As the “mainstream media” are eager not to tell you, this was done in the face of plausible threats from Muslims, to do violence against Catholic targets in response. Attacks on Catholic churches and cemeteries in France have become commonplace (as on Jewish synagogues and cemeteries), and these threats are no joke. Some of the recent attacks, such as that on Charlie Hebdo, strike the “laics” just where they live, and thus cross the threshold into “mainstream” news. In contrast, attacks against conspicuously religious targets tend not to be reported; or when big enough, to be reported in a systematically dishonest, “politically correct” way.

But in despite of that, the bells were ringing, right across France.


Such huge events go almost unrecorded in the history of our own times; yet will stand in the recollection of later generations; and ultimately, in the view of human history transcending time.

The past is often obscure to us; the future does not yet exist and so contains nothing, clear or obscure. The present is instead the greatest puzzle, for it is the period in history we know least about. And it is the belief that we are informed by omnipresent media that stacks our ignorance higher and higher.

This is one thing I learned again and again as a journalist, whenever I found myself at the frontier of “events”: that even there, with all the klieg lights glaring, the true story was not being told. For everything of real significance was happening in the shadows, and behind the walls. I learned, I hope for all time, that the “great events” are at most only the occasion for greater events, far more interesting, in the small places where the narratives of sin and redemption are being resolved.

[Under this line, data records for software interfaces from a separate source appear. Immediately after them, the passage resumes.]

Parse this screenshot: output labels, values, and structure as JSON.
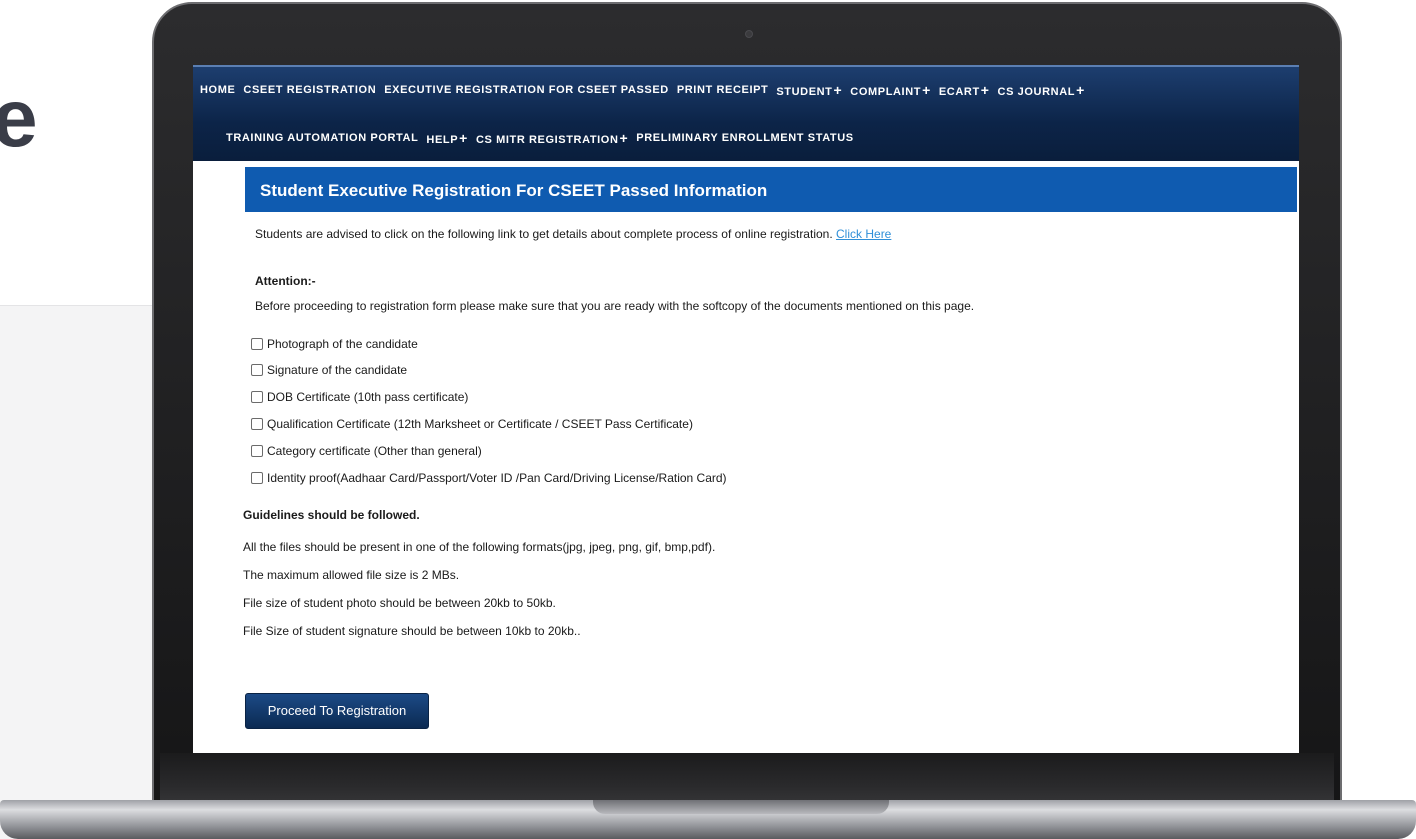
{
  "background": {
    "heading_glyph": "e"
  },
  "nav": {
    "row1": [
      {
        "label": "HOME",
        "plus": ""
      },
      {
        "label": "CSEET REGISTRATION",
        "plus": ""
      },
      {
        "label": "EXECUTIVE REGISTRATION FOR CSEET PASSED",
        "plus": ""
      },
      {
        "label": "PRINT RECEIPT",
        "plus": ""
      },
      {
        "label": "STUDENT",
        "plus": "+"
      },
      {
        "label": "COMPLAINT",
        "plus": "+"
      },
      {
        "label": "ECART",
        "plus": "+"
      },
      {
        "label": "CS JOURNAL",
        "plus": "+"
      }
    ],
    "row2": [
      {
        "label": "TRAINING AUTOMATION PORTAL",
        "plus": ""
      },
      {
        "label": "HELP",
        "plus": "+"
      },
      {
        "label": "CS MITR REGISTRATION",
        "plus": "+"
      },
      {
        "label": "PRELIMINARY ENROLLMENT STATUS",
        "plus": ""
      }
    ]
  },
  "page": {
    "title": "Student Executive Registration For CSEET Passed Information",
    "intro_text": "Students are advised to click on the following link to get details about complete process of online registration.",
    "intro_link": "Click Here",
    "attention_label": "Attention:-",
    "attention_text": "Before proceeding to registration form please make sure that you are ready with the softcopy of the documents mentioned on this page.",
    "documents": [
      "Photograph of the candidate",
      "Signature of the candidate",
      "DOB Certificate (10th pass certificate)",
      "Qualification Certificate (12th Marksheet or Certificate / CSEET Pass Certificate)",
      "Category certificate (Other than general)",
      "Identity proof(Aadhaar Card/Passport/Voter ID /Pan Card/Driving License/Ration Card)"
    ],
    "guidelines_title": "Guidelines should be followed.",
    "guidelines": [
      "All the files should be present in one of the following formats(jpg, jpeg, png, gif, bmp,pdf).",
      "The maximum allowed file size is 2 MBs.",
      "File size of student photo should be between 20kb to 50kb.",
      "File Size of student signature should be between 10kb to 20kb.."
    ],
    "proceed_button": "Proceed To Registration"
  },
  "colors": {
    "nav_bg": "#0c2448",
    "title_bar": "#0f5bb0",
    "link": "#2f8fd8",
    "button": "#0b2a52"
  }
}
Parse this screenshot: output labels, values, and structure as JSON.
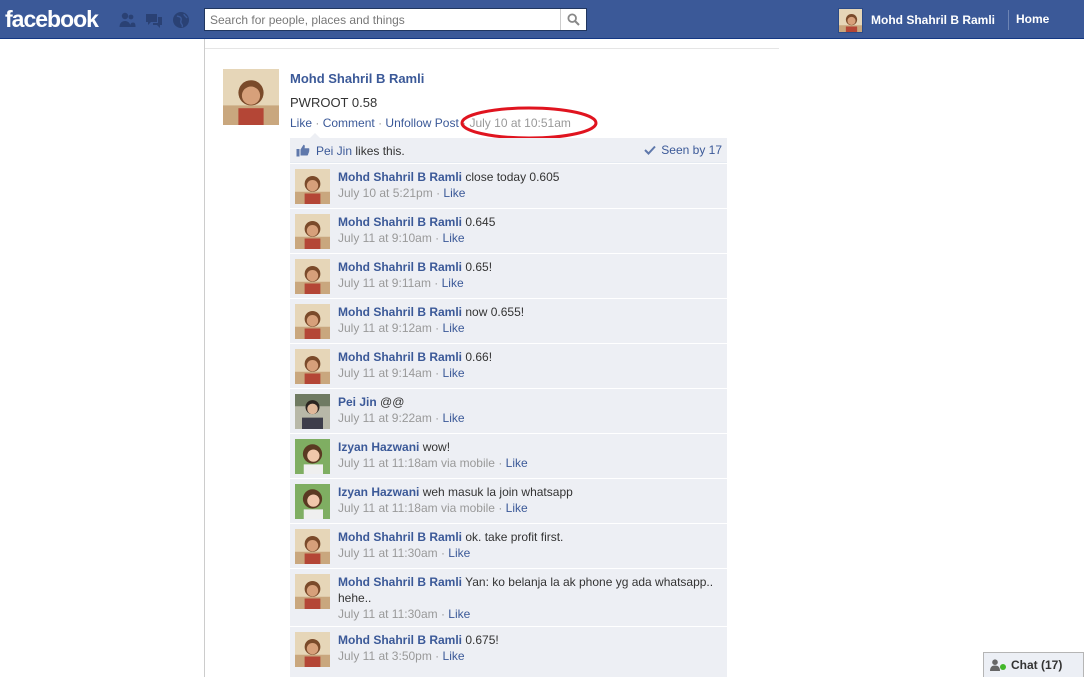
{
  "topbar": {
    "logo": "facebook",
    "search_placeholder": "Search for people, places and things",
    "user_name": "Mohd Shahril B Ramli",
    "home_label": "Home"
  },
  "post": {
    "author": "Mohd Shahril B Ramli",
    "text": "PWROOT 0.58",
    "actions": {
      "like": "Like",
      "comment": "Comment",
      "unfollow": "Unfollow Post",
      "sep": "·"
    },
    "timestamp": "July 10 at 10:51am",
    "highlight_color": "#e0141f"
  },
  "ufi": {
    "likes_name": "Pei Jin",
    "likes_suffix": "likes this.",
    "seen_label": "Seen by 17"
  },
  "comments": [
    {
      "author": "Mohd Shahril B Ramli",
      "text": "close today 0.605",
      "time": "July 10 at 5:21pm",
      "like": "Like",
      "avatar": "shahril"
    },
    {
      "author": "Mohd Shahril B Ramli",
      "text": "0.645",
      "time": "July 11 at 9:10am",
      "like": "Like",
      "avatar": "shahril"
    },
    {
      "author": "Mohd Shahril B Ramli",
      "text": "0.65!",
      "time": "July 11 at 9:11am",
      "like": "Like",
      "avatar": "shahril"
    },
    {
      "author": "Mohd Shahril B Ramli",
      "text": "now 0.655!",
      "time": "July 11 at 9:12am",
      "like": "Like",
      "avatar": "shahril"
    },
    {
      "author": "Mohd Shahril B Ramli",
      "text": "0.66!",
      "time": "July 11 at 9:14am",
      "like": "Like",
      "avatar": "shahril"
    },
    {
      "author": "Pei Jin",
      "text": "@@",
      "time": "July 11 at 9:22am",
      "like": "Like",
      "avatar": "peijin"
    },
    {
      "author": "Izyan Hazwani",
      "text": "wow!",
      "time": "July 11 at 11:18am via mobile",
      "like": "Like",
      "avatar": "izyan"
    },
    {
      "author": "Izyan Hazwani",
      "text": "weh masuk la join whatsapp",
      "time": "July 11 at 11:18am via mobile",
      "like": "Like",
      "avatar": "izyan"
    },
    {
      "author": "Mohd Shahril B Ramli",
      "text": "ok. take profit first.",
      "time": "July 11 at 11:30am",
      "like": "Like",
      "avatar": "shahril"
    },
    {
      "author": "Mohd Shahril B Ramli",
      "text": "Yan: ko belanja la ak phone yg ada whatsapp.. hehe..",
      "time": "July 11 at 11:30am",
      "like": "Like",
      "avatar": "shahril"
    },
    {
      "author": "Mohd Shahril B Ramli",
      "text": "0.675!",
      "time": "July 11 at 3:50pm",
      "like": "Like",
      "avatar": "shahril"
    }
  ],
  "chat": {
    "label": "Chat (17)"
  },
  "colors": {
    "brand": "#3b5998",
    "comment_bg": "#edeff4",
    "online": "#42b72a"
  }
}
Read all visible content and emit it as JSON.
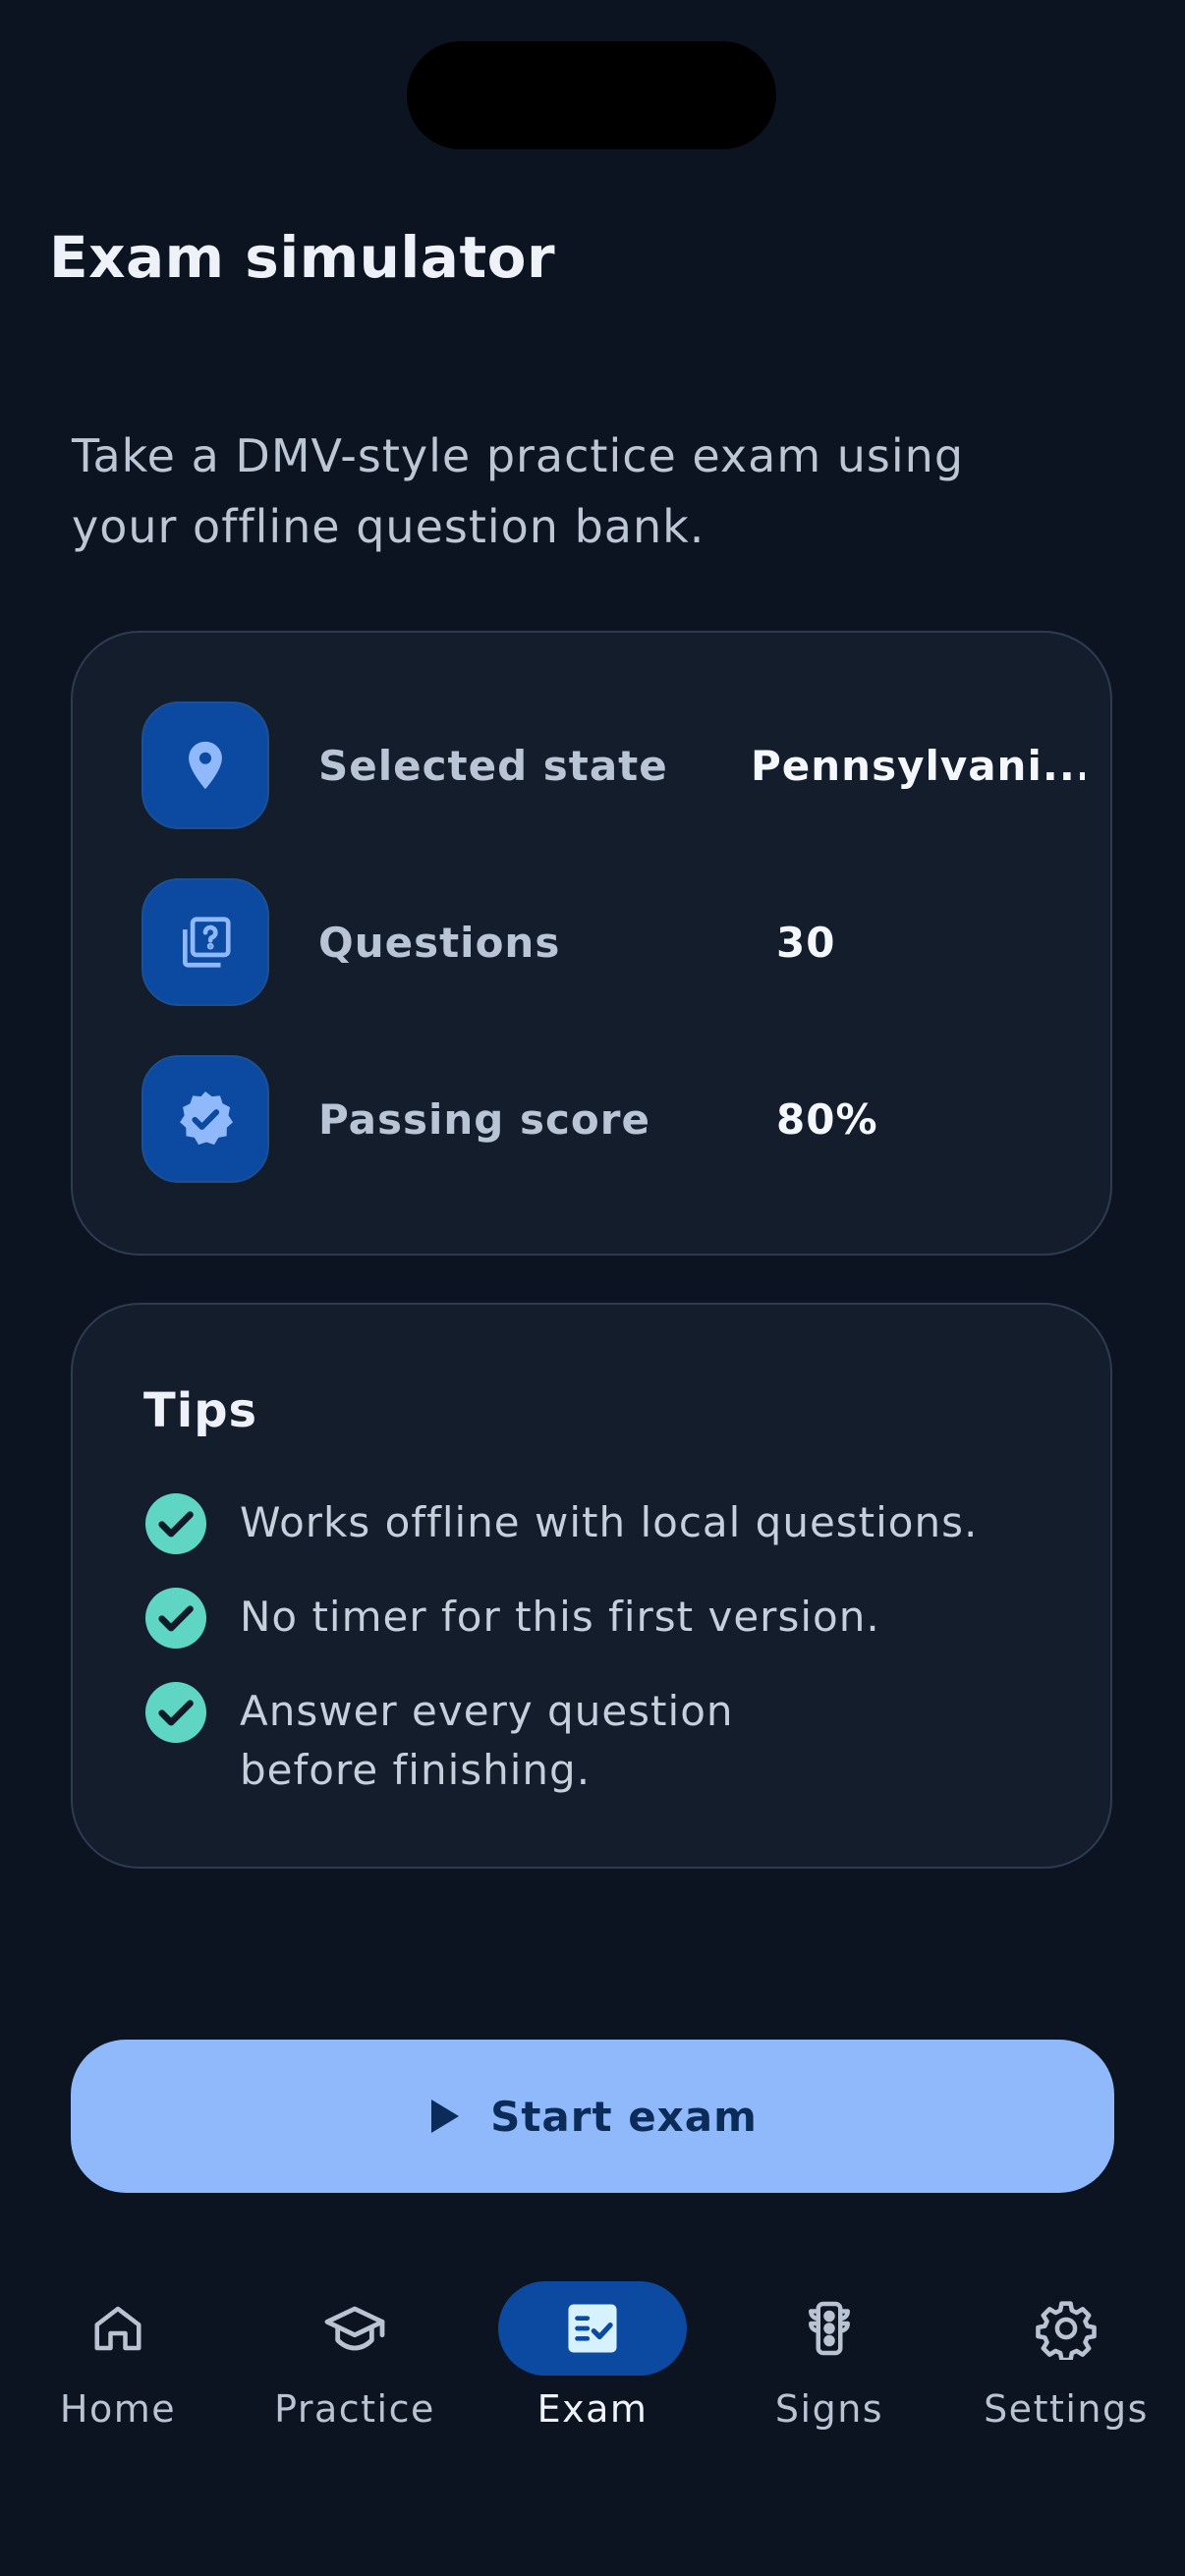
{
  "header": {
    "title": "Exam simulator"
  },
  "intro": {
    "text": "Take a DMV-style practice exam using your offline question bank."
  },
  "summary": {
    "rows": [
      {
        "icon": "location-pin-icon",
        "label": "Selected state",
        "value": "Pennsylvani..."
      },
      {
        "icon": "question-bank-icon",
        "label": "Questions",
        "value": "30"
      },
      {
        "icon": "verified-badge-icon",
        "label": "Passing score",
        "value": "80%"
      }
    ]
  },
  "tips": {
    "title": "Tips",
    "items": [
      "Works offline with local questions.",
      "No timer for this first version.",
      "Answer every question before finishing."
    ]
  },
  "start_button": {
    "icon": "play-icon",
    "label": "Start exam"
  },
  "nav": {
    "active": "Exam",
    "items": [
      {
        "label": "Home",
        "icon": "home-icon"
      },
      {
        "label": "Practice",
        "icon": "graduation-cap-icon"
      },
      {
        "label": "Exam",
        "icon": "exam-checklist-icon"
      },
      {
        "label": "Signs",
        "icon": "traffic-light-icon"
      },
      {
        "label": "Settings",
        "icon": "gear-icon"
      }
    ]
  },
  "colors": {
    "background": "#0c1421",
    "card": "#141d2c",
    "accent": "#0b4aa0",
    "button": "#8fb9fb",
    "check": "#5fd6c4"
  }
}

In this sense, the largest wars and revolutions are only a popular distraction; mere wheels turning in a giant, soulless machine. It is not the machine that is important; it is the movement, rather, within immortal souls.

And it is against the clanking wheels of murderous human industry, that we posit this Liturgical Year — rendering time, sub specie aeternitatis.